## AIM OF THE TASK
Exact copies of all the entries are required, and no pictures should appear in them.
[[ MATERIAL PROVIDED open ]]
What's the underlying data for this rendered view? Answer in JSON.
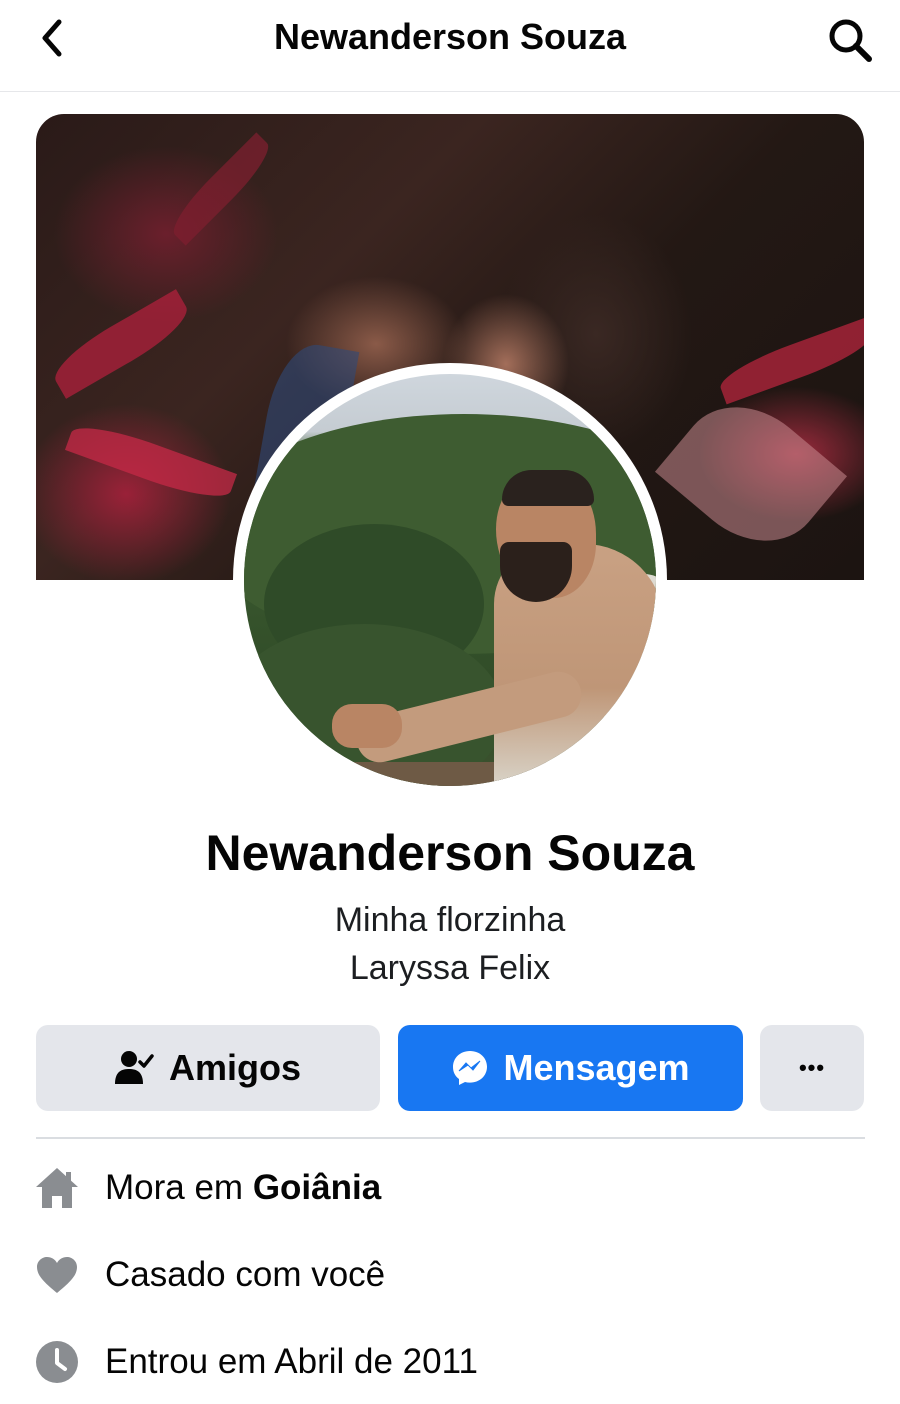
{
  "header": {
    "title": "Newanderson Souza",
    "back_icon": "chevron-left-icon",
    "search_icon": "search-icon"
  },
  "profile": {
    "name": "Newanderson Souza",
    "bio_line1": "Minha florzinha",
    "bio_line2": "Laryssa Felix"
  },
  "actions": {
    "friends_label": "Amigos",
    "friends_icon": "person-check-icon",
    "message_label": "Mensagem",
    "message_icon": "messenger-icon",
    "more_label": "•••",
    "message_color": "#1877f2"
  },
  "details": [
    {
      "icon": "home-icon",
      "prefix": "Mora em ",
      "bold": "Goiânia"
    },
    {
      "icon": "heart-icon",
      "prefix": "Casado com você",
      "bold": ""
    },
    {
      "icon": "clock-icon",
      "prefix": "Entrou em Abril de 2011",
      "bold": ""
    }
  ]
}
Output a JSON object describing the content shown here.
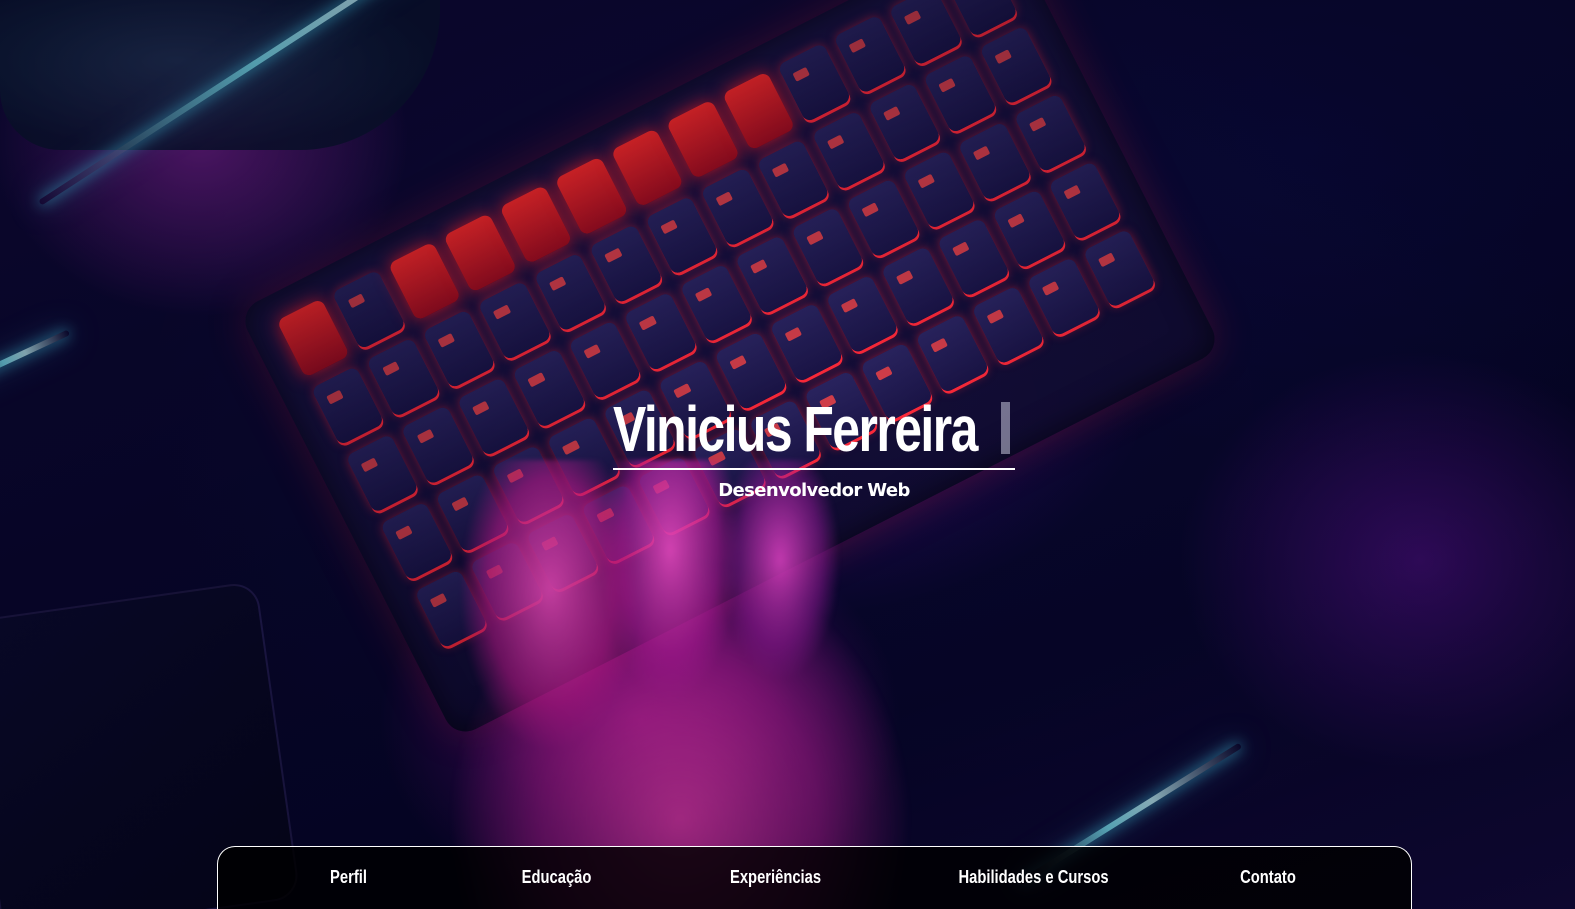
{
  "hero": {
    "title": "Vinicius Ferreira",
    "subtitle": "Desenvolvedor Web"
  },
  "nav": {
    "items": [
      {
        "label": "Perfil"
      },
      {
        "label": "Educação"
      },
      {
        "label": "Experiências"
      },
      {
        "label": "Habilidades e Cursos"
      },
      {
        "label": "Contato"
      }
    ]
  },
  "colors": {
    "text": "#ffffff",
    "nav_background": "#000000",
    "accent_red": "#ff2a3a",
    "accent_magenta": "#e23cb4",
    "accent_cyan": "#7ff0ff"
  }
}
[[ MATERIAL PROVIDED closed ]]
## WRITTEN ANSWER
What's the underlying data for this rendered view? Answer in JSON.
{
  "header": {
    "title": "Newanderson Souza",
    "back_icon": "chevron-left-icon",
    "search_icon": "search-icon"
  },
  "profile": {
    "name": "Newanderson Souza",
    "bio_line1": "Minha florzinha",
    "bio_line2": "Laryssa Felix"
  },
  "actions": {
    "friends_label": "Amigos",
    "friends_icon": "person-check-icon",
    "message_label": "Mensagem",
    "message_icon": "messenger-icon",
    "more_label": "•••",
    "message_color": "#1877f2"
  },
  "details": [
    {
      "icon": "home-icon",
      "prefix": "Mora em ",
      "bold": "Goiânia"
    },
    {
      "icon": "heart-icon",
      "prefix": "Casado com você",
      "bold": ""
    },
    {
      "icon": "clock-icon",
      "prefix": "Entrou em Abril de 2011",
      "bold": ""
    }
  ]
}
Output a JSON object describing the content shown here.
{
  "hero": {
    "title": "Vinicius Ferreira",
    "subtitle": "Desenvolvedor Web"
  },
  "nav": {
    "items": [
      {
        "label": "Perfil"
      },
      {
        "label": "Educação"
      },
      {
        "label": "Experiências"
      },
      {
        "label": "Habilidades e Cursos"
      },
      {
        "label": "Contato"
      }
    ]
  },
  "colors": {
    "text": "#ffffff",
    "nav_background": "#000000",
    "accent_red": "#ff2a3a",
    "accent_magenta": "#e23cb4",
    "accent_cyan": "#7ff0ff"
  }
}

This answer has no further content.